The answer should be each line of the records that contains the word "results"; please copy them all.

--- Records drawn from a dataset ---
=====
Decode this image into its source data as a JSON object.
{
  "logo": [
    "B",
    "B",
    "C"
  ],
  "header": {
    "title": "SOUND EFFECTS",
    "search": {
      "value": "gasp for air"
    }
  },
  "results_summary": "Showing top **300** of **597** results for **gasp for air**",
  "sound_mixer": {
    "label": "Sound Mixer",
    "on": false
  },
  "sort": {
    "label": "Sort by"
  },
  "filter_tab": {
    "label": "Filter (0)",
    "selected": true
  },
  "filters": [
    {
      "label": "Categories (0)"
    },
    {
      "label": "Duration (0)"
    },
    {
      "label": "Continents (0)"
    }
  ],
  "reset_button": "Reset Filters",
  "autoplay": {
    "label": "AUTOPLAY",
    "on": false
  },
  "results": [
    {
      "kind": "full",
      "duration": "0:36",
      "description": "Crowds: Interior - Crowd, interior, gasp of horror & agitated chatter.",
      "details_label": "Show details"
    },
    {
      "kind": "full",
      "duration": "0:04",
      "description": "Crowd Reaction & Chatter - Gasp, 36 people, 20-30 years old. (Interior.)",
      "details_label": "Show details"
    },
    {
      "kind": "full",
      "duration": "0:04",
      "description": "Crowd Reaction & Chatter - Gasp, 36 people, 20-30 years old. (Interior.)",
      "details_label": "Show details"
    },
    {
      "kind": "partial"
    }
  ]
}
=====
--- RESPONSE TO THE TASK ---
  "results_summary": "Showing top **300** of **597** results for **gasp for air**",
  "results": [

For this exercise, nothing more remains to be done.